Economists usually apply the same principle to people. They say that consumers are utility maximisers. There is some unknown function `u(x)` which is unique to every person and, given some information, it outputs the level of utility that person assigns to the information provided. We can say that if I prefer pears to apples, than my utility function given pears will have a higher value than if given apples.

`u( p e a r s ) > u( a p p l e s )`

Most of the time, we aren't aware of our own preferences. It's not hard to convince you that economists and economic models are at odds with the consumers' utility function. I believe we do maximise something whenever we perform a choice — even if it's not the best outcome possible. Given our knowledge at the moment and our expectations, we make an effort to select, from the set of all possible outcomes, the one that grants us our best chances possible. Imagine you can choose between two lottery tickets. The first grants you a prize of 100€ with 50% chance and the second the same prize, but with a 60% chance. Which one would you choose?

`u( l o t t e r y_2 ) > u( l o t t e r y_1 )`

If you're like me, you'll give a higher utility to the second lottery over the first one. Unfortunately, most of our decisions in life don't come out as easy as these two lottery tickets and so we are forced to extrapolate future results from current and past information. If we touched a poison ivy in the past, we're going to do avoid in the future. This happens, because we make use of information that it caused us harm in the past and we assume it will have the same result if we touch it again.
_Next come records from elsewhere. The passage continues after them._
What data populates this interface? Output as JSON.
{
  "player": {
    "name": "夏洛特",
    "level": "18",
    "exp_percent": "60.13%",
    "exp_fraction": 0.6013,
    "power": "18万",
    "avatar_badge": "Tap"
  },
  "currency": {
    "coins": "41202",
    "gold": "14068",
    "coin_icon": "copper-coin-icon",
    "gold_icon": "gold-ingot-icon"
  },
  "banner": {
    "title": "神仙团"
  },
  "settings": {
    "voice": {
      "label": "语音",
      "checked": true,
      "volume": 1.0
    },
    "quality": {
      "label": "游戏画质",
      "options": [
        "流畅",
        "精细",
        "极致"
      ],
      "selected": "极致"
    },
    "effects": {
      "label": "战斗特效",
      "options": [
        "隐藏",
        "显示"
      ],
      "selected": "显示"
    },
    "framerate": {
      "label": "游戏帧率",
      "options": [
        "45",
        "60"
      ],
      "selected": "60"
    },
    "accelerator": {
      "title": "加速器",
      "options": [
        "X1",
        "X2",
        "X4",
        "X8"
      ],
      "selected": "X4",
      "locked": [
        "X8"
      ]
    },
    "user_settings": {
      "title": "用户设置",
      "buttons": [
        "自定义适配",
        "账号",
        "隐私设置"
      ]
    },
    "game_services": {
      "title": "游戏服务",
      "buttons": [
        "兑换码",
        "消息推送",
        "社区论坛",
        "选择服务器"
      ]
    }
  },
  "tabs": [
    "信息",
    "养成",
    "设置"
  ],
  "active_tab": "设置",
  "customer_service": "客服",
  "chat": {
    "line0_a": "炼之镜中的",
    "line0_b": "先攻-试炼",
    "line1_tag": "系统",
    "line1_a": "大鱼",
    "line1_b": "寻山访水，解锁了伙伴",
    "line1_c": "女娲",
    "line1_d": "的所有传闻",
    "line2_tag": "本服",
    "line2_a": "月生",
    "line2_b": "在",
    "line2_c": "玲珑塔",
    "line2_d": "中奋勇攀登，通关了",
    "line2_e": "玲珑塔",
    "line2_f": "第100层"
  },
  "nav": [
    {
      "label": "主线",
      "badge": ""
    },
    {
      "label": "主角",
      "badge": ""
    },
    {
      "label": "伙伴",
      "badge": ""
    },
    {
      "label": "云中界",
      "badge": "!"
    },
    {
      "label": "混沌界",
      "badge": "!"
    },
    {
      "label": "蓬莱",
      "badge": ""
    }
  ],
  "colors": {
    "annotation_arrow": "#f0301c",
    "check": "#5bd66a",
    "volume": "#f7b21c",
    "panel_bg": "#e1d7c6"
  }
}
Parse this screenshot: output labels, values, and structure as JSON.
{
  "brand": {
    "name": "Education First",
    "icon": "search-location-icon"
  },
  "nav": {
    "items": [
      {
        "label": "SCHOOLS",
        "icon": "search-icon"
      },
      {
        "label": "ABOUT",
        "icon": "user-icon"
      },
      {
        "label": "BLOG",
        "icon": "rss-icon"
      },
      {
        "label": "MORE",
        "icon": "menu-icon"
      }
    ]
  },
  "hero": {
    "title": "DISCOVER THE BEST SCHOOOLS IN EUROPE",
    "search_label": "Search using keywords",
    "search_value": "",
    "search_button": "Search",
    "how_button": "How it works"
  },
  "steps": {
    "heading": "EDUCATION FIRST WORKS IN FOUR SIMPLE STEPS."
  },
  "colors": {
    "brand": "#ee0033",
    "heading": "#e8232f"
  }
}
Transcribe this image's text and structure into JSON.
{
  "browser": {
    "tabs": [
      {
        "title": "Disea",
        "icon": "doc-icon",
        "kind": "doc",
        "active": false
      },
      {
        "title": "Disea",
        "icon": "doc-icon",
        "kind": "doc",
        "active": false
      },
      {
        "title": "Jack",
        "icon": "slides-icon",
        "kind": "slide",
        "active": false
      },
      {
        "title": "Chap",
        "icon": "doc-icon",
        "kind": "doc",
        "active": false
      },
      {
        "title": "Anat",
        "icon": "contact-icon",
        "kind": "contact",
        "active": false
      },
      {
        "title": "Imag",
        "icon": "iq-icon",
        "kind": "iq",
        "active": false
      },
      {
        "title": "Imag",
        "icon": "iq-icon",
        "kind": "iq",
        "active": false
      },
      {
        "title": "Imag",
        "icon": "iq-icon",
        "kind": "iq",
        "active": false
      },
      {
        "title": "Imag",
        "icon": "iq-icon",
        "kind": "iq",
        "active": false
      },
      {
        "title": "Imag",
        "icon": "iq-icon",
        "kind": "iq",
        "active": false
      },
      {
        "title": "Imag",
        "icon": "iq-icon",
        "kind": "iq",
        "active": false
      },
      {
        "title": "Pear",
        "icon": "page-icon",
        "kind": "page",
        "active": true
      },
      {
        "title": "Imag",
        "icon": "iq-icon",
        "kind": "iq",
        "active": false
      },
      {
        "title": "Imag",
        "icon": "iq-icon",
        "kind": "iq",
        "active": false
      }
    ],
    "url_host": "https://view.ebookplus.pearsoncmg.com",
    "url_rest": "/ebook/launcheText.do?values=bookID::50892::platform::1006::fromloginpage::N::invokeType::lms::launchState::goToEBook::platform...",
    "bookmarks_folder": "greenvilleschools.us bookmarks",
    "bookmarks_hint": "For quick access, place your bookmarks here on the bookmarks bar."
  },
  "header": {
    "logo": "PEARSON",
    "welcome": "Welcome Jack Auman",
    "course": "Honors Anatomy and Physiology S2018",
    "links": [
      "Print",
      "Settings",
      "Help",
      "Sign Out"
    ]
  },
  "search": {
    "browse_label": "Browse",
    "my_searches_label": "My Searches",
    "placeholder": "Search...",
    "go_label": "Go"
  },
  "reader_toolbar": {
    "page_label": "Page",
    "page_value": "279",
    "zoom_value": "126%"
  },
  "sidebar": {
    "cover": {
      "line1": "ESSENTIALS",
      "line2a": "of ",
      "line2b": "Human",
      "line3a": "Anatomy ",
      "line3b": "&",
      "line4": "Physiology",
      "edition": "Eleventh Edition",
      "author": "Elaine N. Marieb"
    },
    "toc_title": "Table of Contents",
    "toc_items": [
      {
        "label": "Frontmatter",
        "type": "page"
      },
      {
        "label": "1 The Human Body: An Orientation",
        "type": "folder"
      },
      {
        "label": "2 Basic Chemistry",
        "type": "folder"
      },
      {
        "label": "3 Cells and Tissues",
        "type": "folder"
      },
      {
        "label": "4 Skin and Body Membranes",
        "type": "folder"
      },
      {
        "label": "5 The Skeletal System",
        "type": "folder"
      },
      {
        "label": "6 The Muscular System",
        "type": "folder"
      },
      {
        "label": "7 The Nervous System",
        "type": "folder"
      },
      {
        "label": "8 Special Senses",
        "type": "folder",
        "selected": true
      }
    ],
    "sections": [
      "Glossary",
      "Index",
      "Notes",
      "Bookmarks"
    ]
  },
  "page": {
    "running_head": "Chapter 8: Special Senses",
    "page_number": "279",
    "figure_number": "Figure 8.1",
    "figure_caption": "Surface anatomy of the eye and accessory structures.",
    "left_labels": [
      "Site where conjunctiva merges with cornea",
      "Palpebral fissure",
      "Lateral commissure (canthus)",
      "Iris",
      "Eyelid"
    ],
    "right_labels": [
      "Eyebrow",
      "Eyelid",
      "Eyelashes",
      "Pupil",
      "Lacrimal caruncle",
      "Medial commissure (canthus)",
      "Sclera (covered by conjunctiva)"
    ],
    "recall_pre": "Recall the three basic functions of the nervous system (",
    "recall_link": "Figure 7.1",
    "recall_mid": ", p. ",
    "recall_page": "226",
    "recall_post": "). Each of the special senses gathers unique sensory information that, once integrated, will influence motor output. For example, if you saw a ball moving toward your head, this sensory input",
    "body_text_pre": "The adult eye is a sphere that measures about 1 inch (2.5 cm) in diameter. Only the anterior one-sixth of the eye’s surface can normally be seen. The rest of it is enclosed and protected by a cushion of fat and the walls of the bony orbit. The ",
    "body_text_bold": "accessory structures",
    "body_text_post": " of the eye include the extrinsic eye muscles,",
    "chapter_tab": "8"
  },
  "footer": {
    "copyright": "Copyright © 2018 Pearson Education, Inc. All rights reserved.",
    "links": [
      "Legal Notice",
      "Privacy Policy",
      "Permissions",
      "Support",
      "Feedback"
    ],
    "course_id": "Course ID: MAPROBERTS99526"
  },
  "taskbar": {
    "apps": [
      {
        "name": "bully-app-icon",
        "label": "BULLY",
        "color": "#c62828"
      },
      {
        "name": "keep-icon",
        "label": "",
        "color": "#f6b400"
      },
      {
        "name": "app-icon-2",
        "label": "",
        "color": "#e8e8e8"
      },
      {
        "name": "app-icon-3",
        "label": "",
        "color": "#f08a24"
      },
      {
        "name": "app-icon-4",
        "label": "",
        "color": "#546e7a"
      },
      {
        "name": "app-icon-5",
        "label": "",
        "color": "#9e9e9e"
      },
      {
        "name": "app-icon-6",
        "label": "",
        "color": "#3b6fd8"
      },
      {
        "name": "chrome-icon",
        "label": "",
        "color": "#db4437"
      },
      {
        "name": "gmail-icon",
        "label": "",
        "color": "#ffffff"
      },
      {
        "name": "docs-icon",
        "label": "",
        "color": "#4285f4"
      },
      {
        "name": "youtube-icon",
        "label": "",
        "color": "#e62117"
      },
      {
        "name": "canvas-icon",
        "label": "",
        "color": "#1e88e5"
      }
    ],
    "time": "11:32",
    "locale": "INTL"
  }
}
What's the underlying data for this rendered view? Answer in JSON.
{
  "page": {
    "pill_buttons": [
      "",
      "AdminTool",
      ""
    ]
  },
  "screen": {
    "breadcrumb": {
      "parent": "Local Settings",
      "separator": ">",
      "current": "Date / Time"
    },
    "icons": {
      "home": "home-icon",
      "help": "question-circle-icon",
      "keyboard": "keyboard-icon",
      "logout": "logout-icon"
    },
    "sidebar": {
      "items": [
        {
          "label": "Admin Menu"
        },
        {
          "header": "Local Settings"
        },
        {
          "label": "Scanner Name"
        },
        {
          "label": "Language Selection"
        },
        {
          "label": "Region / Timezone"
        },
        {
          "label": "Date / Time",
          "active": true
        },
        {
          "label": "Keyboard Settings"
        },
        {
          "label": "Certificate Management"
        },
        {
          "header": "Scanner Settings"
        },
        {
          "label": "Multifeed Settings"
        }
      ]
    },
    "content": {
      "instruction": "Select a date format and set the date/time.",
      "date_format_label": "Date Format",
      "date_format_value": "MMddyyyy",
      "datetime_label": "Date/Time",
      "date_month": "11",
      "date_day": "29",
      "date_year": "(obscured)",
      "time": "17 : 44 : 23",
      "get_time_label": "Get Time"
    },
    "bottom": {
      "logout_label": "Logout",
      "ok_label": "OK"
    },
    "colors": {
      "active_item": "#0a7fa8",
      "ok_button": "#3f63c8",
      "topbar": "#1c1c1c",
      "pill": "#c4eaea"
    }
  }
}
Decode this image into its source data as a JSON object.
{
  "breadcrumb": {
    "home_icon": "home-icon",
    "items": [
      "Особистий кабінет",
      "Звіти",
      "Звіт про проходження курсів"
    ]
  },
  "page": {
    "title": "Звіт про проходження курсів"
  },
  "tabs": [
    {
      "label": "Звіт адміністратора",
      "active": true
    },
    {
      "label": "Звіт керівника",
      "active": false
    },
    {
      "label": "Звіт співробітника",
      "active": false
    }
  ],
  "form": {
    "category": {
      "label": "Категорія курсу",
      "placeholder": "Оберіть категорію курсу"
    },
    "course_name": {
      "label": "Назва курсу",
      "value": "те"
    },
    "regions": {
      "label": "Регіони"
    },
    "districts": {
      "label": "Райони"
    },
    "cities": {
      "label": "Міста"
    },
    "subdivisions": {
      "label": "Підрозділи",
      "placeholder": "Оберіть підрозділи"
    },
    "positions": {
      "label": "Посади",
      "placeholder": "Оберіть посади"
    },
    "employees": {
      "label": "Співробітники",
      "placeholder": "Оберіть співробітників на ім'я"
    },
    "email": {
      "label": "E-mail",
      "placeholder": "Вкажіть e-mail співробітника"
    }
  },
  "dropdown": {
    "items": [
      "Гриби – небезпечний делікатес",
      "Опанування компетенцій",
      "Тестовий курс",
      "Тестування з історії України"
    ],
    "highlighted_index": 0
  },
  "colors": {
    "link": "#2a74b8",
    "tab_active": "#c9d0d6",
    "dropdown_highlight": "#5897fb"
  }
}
The whole point of this article is this argument. If the universe and all its contents are entropy maximisers, so are we — as part of the universe. The utility function is different and incoherent between people, but not the entropy maximisation principle. Willingly or unwillingly, we do increase the entropy of the universe more while being alive that if the whole set of particles that constitute us would on their own.

Although I would really like to call these ideas original, they are not. A final note on entropy and then I'll finish with some scientific literature for you to investigate on your own. It's possible that if you drop an entire bag of M&Ms to the floor, they will perfectly align in a circle. That is one possible final configuration of the act. The more likely scenario is one in which the M&Ms are all scramble in a seemingly random order.

Because the number of seemingly random configurations is much, much higher than the circle one, it is the one that is observed — because, you know, probabilities. The same principle applies to the energy configuration of the universe. It all scrambles because there are many more ways to randomly distribute it than to have it all organized somewhere as I would really like to.

Jeremy L. England published an article in The Journal of Chemical Physics, 139 entitled Statistical physics of self-replication in 2013. His idea is that life is a byproduct of maximizing the entropy or dissipation of energy. To the laws of physics, there is no difference between an inanimate object and a living organism — they're simply clumps of matter. The later one is much efficient at retrieving energy from its environment and dissipate it as heat. You should read this article and in England's own words:
You start with a random clump of atoms, and if you shine light on it for long enough, it should not be so surprising that you get a plant, (...)
It's both a beautiful and frightful thought to realize that perhaps when the universe finally reaches its end, that final state of maximum entropy, it may well be the state of ultimate order and everything is so well organized that it is indistinguishable from total caos.